But what on earth might a British civilian policing agency be doing helping out with the military’s kill list in the first place? There are various sources for the UK’s involvement generally in both compiling and executing the kill list, including Wikileaks, as reported in The Guardian, a PBS documentary and Der Spiegel. As to SOCA’s specific involvement, Rahman’s lawyers have presented as evidence an official US Senate report, Afghanistan’s Narco War: Breaking the Link Between Drug Traffickers and Insurgents.
The principal investigator and author of the report, Douglas Frantz, who was then working for the chair of the Senate Foreign Relations Committee, Senator John Kerry (now US Secretary of State) said that during a formal briefing an officer explained that, ‘We have a list of 367 ‘kill or capture’ targets, including 50 nexus targets who link drugs and insurgency.’ In other words, drug smugglers believed to be funding the insurgency have been put on the list of ‘insurgent leaders and facilitators’ for targeted killing or capture.

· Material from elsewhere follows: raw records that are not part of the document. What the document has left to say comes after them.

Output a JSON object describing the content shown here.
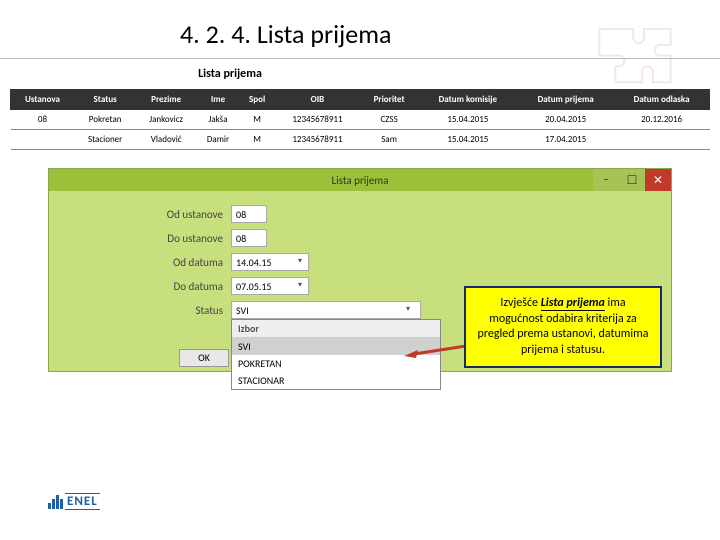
{
  "slide": {
    "title": "4. 2. 4. Lista prijema"
  },
  "report": {
    "title": "Lista prijema",
    "headers": [
      "Ustanova",
      "Status",
      "Prezime",
      "Ime",
      "Spol",
      "OIB",
      "Prioritet",
      "Datum komisije",
      "Datum prijema",
      "Datum odlaska"
    ],
    "rows": [
      [
        "08",
        "Pokretan",
        "Jankovicz",
        "Jakša",
        "M",
        "12345678911",
        "CZSS",
        "15.04.2015",
        "20.04.2015",
        "20.12.2016"
      ],
      [
        "",
        "Stacioner",
        "Vladović",
        "Damir",
        "M",
        "12345678911",
        "Sam",
        "15.04.2015",
        "17.04.2015",
        ""
      ]
    ]
  },
  "dialog": {
    "title": "Lista prijema",
    "fields": {
      "od_ustanove": {
        "label": "Od ustanove",
        "value": "08"
      },
      "do_ustanove": {
        "label": "Do ustanove",
        "value": "08"
      },
      "od_datuma": {
        "label": "Od datuma",
        "value": "14.04.15"
      },
      "do_datuma": {
        "label": "Do datuma",
        "value": "07.05.15"
      },
      "status": {
        "label": "Status",
        "value": "SVI"
      }
    },
    "dropdown": {
      "heading": "Izbor",
      "options": [
        "SVI",
        "POKRETAN",
        "STACIONAR"
      ],
      "selected": "SVI"
    },
    "ok_label": "OK"
  },
  "callout": {
    "pre": "Izvješće ",
    "em": "Lista prijema",
    "post": " ima mogućnost odabira kriterija za pregled prema ustanovi, datumima prijema i statusu."
  },
  "logo": {
    "text": "ENEL"
  }
}
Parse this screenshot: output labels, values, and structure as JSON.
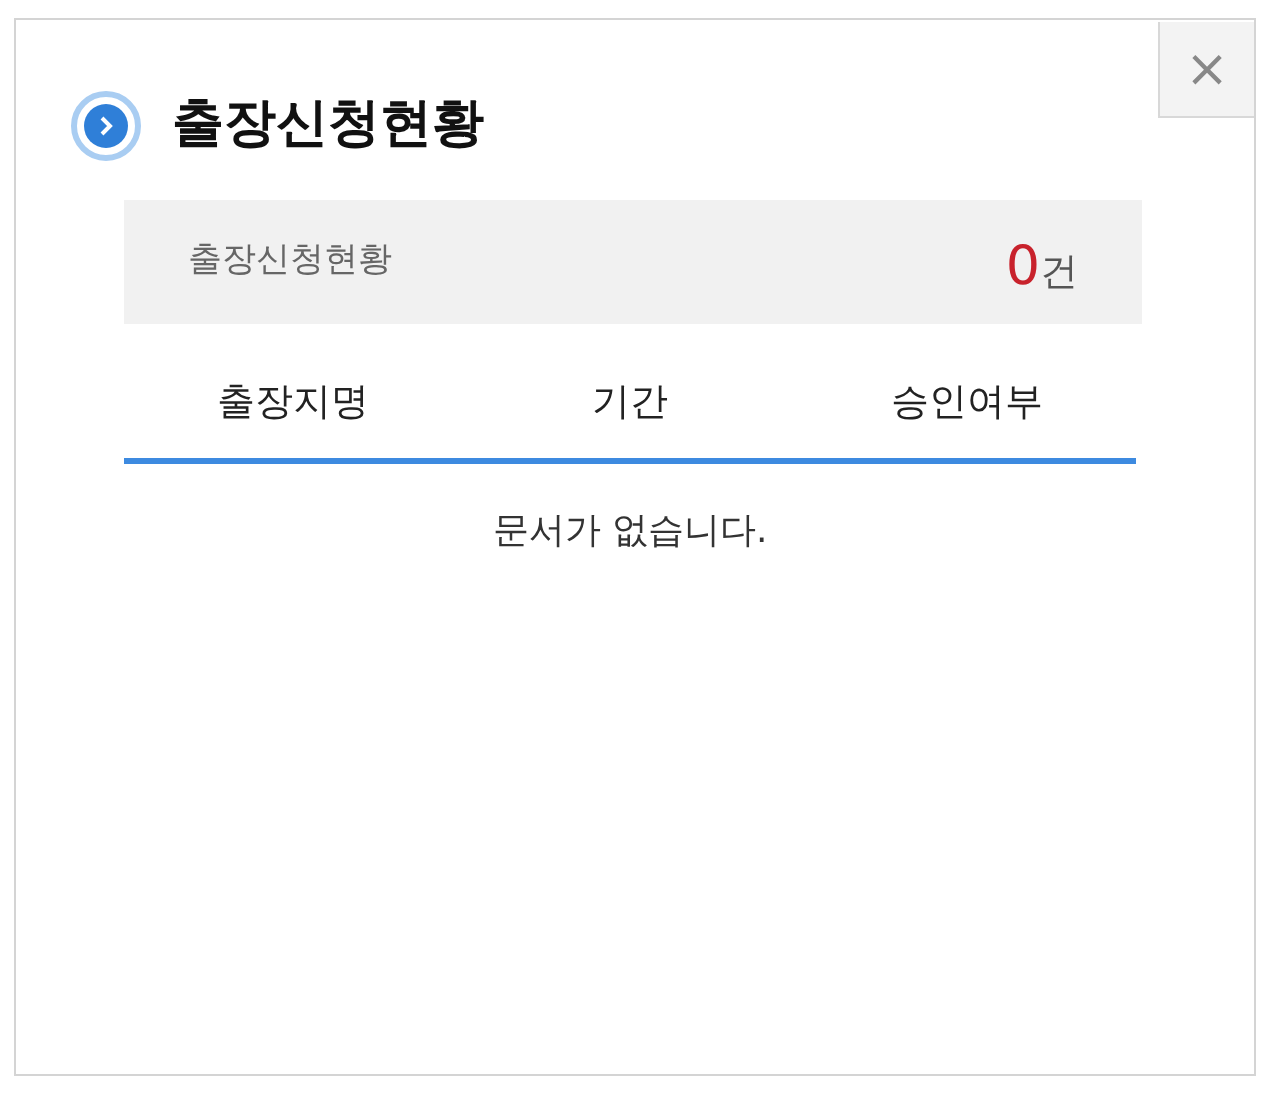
{
  "window": {
    "title": "출장신청현황",
    "close": "×"
  },
  "summary": {
    "label": "출장신청현황",
    "count": "0",
    "unit": "건"
  },
  "table": {
    "columns": [
      "출장지명",
      "기간",
      "승인여부"
    ],
    "empty_message": "문서가 없습니다."
  }
}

The Senate report describes how SOCA was one of a number of bodies – along with the US and UK military, the US Department of Drug Enforcement Agency and police and intelligence agencies from other countries – which were involved in the setting up of the Joint Inter-Agency Afghanistan Task Force (JIATF). In a witness statement to the court, Frantz said:
… military and civilian officials had provided information about the effort to combine law enforcement and military authorities in a program to identify drug traffickers who were involved with financing the insurgency. People who met the specific criteria would be placed the Joint Prioritized Effect List (JPEL), which would subject them to arrest and possible killing. My understanding was and remains that the JIATF was linked to the effort to identify people who qualified for inclusion on the JPEL. The briefing on the JIATF was conducted at the US military compound and it was attended by senior military and civilian law enforcement officers from the United States, Britain and Australia. The meeting was unclassified and not recorded, but the clear understanding was the information would be used in a subsequent public report.
In the Senate report, Frantz quotes ‘an investigator with SOCA who was involved in the JIATF:
… [he] described the approach as a critical opportunity to blend military and law enforcement expertise. ‘In the past, the military would have hit and evidence would not have been collected,’ he explained. ‘Now, with law enforcement present, we are seizing the ledgers and other information to develop an intelligence profile of the networks and the drug kingpins.’ An American military officer with the project was blunter, telling the committee staff, ‘Our long-term approach is to identify the regional drug figures and corrupt government officials and persuade them to choose legitimacy or remove them from the battlefield.’
SOCA contends that the Senate committee report misunderstood its role.
The legal challenge is serious. As a civilian policing agency, SOCA does not have combatant privileges – the legal protection given to members of armed forces to kill during an armed conflict and for this not to be classed as murder. As lawyer Rosa Curling from Leigh Day, which is representing Mr Rahman, said:
As a civilian policing organisation SOCA has no legitimate or lawful role to play in the compilation or administration of this Kill List – it has no authority to be involved in military operations and the killing of individuals. The courts must urgently review whether the SOCA’s and indeed the UK’s role in the compilation, review and execution of this list if unlawful. Incidents like that affecting our client must be properly investigated.
(1) See media reporting of the court case by The Guardian and Reuters.
This article was last updated on 9 Mar 2020